[Items from an interface collection]
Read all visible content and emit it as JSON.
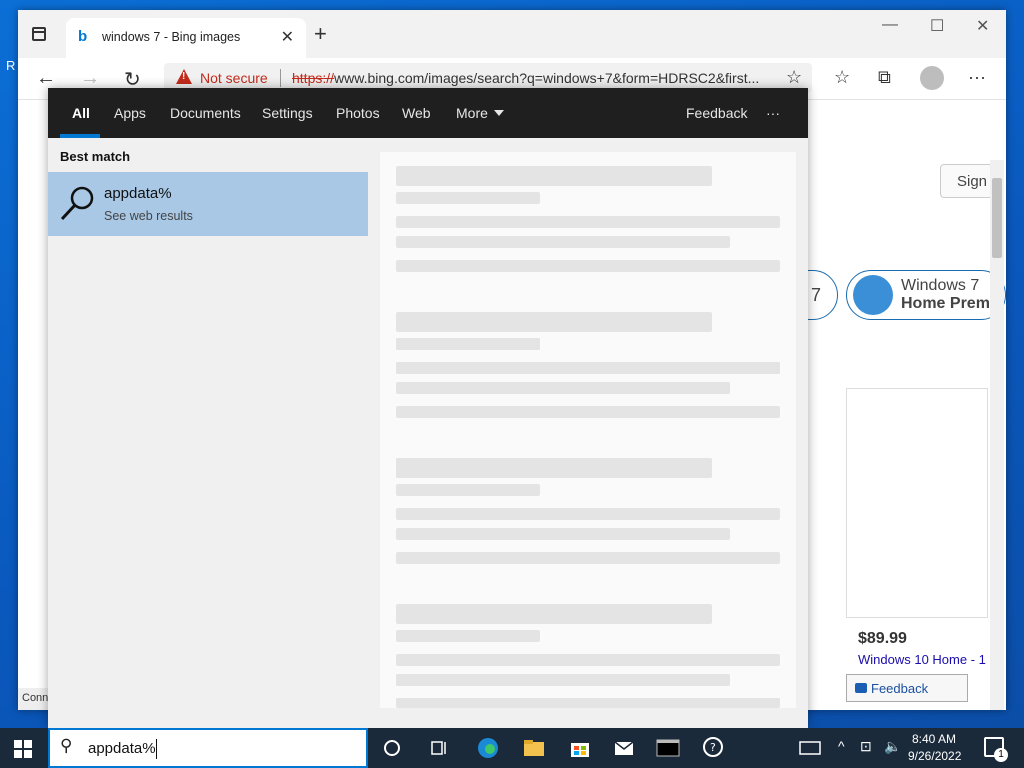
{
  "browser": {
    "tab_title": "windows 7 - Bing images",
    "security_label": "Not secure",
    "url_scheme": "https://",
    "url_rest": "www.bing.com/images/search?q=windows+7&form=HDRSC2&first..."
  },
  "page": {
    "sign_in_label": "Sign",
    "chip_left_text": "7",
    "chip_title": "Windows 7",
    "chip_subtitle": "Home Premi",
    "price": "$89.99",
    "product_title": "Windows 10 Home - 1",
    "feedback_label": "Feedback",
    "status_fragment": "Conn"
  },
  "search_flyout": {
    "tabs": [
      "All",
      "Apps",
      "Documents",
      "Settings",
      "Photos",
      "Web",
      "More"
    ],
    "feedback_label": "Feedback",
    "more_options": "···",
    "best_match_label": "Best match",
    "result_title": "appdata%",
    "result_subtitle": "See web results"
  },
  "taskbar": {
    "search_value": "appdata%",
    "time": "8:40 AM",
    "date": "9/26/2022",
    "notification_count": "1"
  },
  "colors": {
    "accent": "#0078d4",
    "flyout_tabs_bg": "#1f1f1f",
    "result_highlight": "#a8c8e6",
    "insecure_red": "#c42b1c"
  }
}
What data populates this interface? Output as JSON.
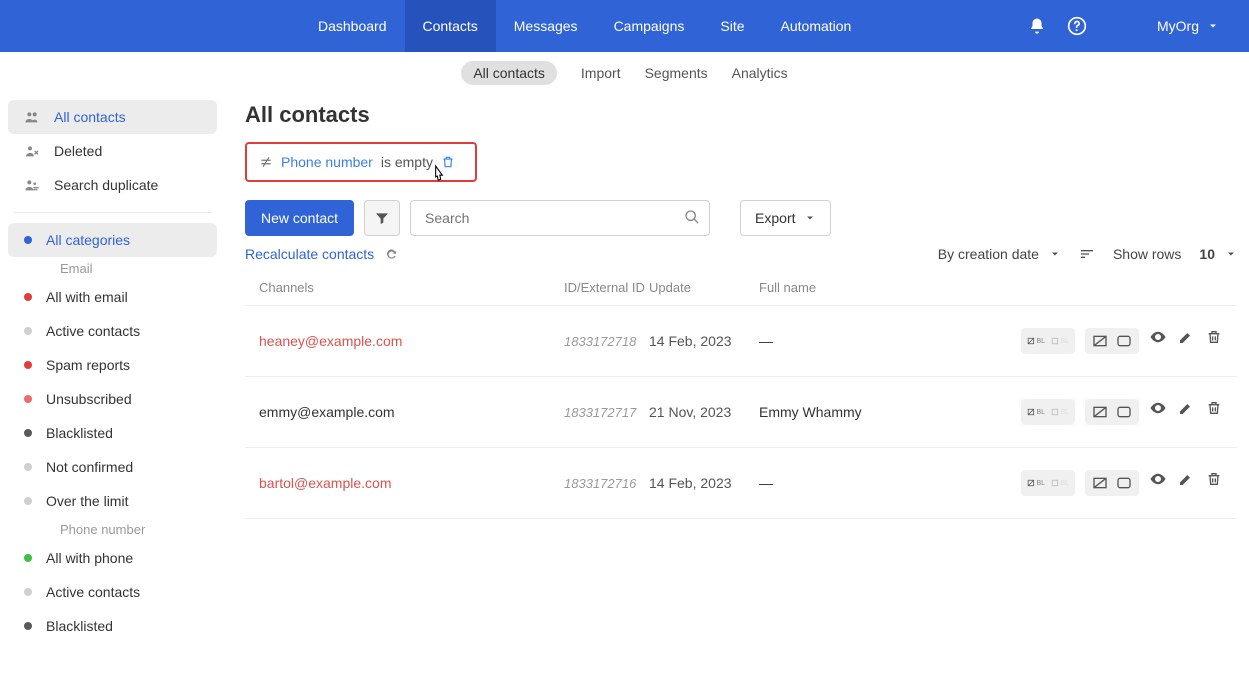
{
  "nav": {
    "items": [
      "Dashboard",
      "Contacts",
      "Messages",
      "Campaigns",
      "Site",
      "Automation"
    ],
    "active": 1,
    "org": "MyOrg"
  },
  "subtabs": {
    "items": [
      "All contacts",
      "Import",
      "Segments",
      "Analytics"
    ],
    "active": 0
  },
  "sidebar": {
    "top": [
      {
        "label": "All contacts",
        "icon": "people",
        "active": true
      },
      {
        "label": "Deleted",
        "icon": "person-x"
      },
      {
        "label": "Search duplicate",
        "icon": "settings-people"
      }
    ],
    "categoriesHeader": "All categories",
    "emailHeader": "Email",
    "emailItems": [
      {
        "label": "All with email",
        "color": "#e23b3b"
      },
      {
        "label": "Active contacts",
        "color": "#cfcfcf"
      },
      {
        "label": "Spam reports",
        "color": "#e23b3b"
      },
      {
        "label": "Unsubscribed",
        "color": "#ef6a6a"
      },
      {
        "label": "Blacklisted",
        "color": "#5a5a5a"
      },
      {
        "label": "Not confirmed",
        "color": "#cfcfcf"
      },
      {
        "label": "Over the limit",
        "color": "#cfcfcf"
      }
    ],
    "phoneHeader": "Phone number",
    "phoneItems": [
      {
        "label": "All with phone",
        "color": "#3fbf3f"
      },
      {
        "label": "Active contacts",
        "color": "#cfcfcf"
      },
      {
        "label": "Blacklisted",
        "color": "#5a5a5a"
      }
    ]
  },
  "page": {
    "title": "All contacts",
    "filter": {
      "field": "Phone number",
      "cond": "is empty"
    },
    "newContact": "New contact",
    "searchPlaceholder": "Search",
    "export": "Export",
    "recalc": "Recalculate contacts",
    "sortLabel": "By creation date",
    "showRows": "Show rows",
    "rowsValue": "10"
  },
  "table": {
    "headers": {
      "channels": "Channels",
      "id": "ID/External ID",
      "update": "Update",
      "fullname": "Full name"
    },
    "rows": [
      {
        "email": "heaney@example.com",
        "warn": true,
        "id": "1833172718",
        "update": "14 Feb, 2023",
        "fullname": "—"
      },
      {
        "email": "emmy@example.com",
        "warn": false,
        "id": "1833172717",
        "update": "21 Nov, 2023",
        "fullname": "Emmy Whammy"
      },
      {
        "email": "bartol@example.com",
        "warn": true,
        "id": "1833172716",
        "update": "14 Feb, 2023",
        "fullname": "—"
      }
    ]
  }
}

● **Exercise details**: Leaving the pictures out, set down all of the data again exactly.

● **Expected output**:
Read all visible content and emit it as JSON.
{
  "browser": {
    "tab_title": "windows 7 - Bing images",
    "security_label": "Not secure",
    "url_scheme": "https://",
    "url_rest": "www.bing.com/images/search?q=windows+7&form=HDRSC2&first..."
  },
  "page": {
    "sign_in_label": "Sign",
    "chip_left_text": "7",
    "chip_title": "Windows 7",
    "chip_subtitle": "Home Premi",
    "price": "$89.99",
    "product_title": "Windows 10 Home - 1",
    "feedback_label": "Feedback",
    "status_fragment": "Conn"
  },
  "search_flyout": {
    "tabs": [
      "All",
      "Apps",
      "Documents",
      "Settings",
      "Photos",
      "Web",
      "More"
    ],
    "feedback_label": "Feedback",
    "more_options": "···",
    "best_match_label": "Best match",
    "result_title": "appdata%",
    "result_subtitle": "See web results"
  },
  "taskbar": {
    "search_value": "appdata%",
    "time": "8:40 AM",
    "date": "9/26/2022",
    "notification_count": "1"
  },
  "colors": {
    "accent": "#0078d4",
    "flyout_tabs_bg": "#1f1f1f",
    "result_highlight": "#a8c8e6",
    "insecure_red": "#c42b1c"
  }
}
What data populates this interface? Output as JSON.
{
  "nav": {
    "items": [
      "Dashboard",
      "Contacts",
      "Messages",
      "Campaigns",
      "Site",
      "Automation"
    ],
    "active": 1,
    "org": "MyOrg"
  },
  "subtabs": {
    "items": [
      "All contacts",
      "Import",
      "Segments",
      "Analytics"
    ],
    "active": 0
  },
  "sidebar": {
    "top": [
      {
        "label": "All contacts",
        "icon": "people",
        "active": true
      },
      {
        "label": "Deleted",
        "icon": "person-x"
      },
      {
        "label": "Search duplicate",
        "icon": "settings-people"
      }
    ],
    "categoriesHeader": "All categories",
    "emailHeader": "Email",
    "emailItems": [
      {
        "label": "All with email",
        "color": "#e23b3b"
      },
      {
        "label": "Active contacts",
        "color": "#cfcfcf"
      },
      {
        "label": "Spam reports",
        "color": "#e23b3b"
      },
      {
        "label": "Unsubscribed",
        "color": "#ef6a6a"
      },
      {
        "label": "Blacklisted",
        "color": "#5a5a5a"
      },
      {
        "label": "Not confirmed",
        "color": "#cfcfcf"
      },
      {
        "label": "Over the limit",
        "color": "#cfcfcf"
      }
    ],
    "phoneHeader": "Phone number",
    "phoneItems": [
      {
        "label": "All with phone",
        "color": "#3fbf3f"
      },
      {
        "label": "Active contacts",
        "color": "#cfcfcf"
      },
      {
        "label": "Blacklisted",
        "color": "#5a5a5a"
      }
    ]
  },
  "page": {
    "title": "All contacts",
    "filter": {
      "field": "Phone number",
      "cond": "is empty"
    },
    "newContact": "New contact",
    "searchPlaceholder": "Search",
    "export": "Export",
    "recalc": "Recalculate contacts",
    "sortLabel": "By creation date",
    "showRows": "Show rows",
    "rowsValue": "10"
  },
  "table": {
    "headers": {
      "channels": "Channels",
      "id": "ID/External ID",
      "update": "Update",
      "fullname": "Full name"
    },
    "rows": [
      {
        "email": "heaney@example.com",
        "warn": true,
        "id": "1833172718",
        "update": "14 Feb, 2023",
        "fullname": "—"
      },
      {
        "email": "emmy@example.com",
        "warn": false,
        "id": "1833172717",
        "update": "21 Nov, 2023",
        "fullname": "Emmy Whammy"
      },
      {
        "email": "bartol@example.com",
        "warn": true,
        "id": "1833172716",
        "update": "14 Feb, 2023",
        "fullname": "—"
      }
    ]
  }
}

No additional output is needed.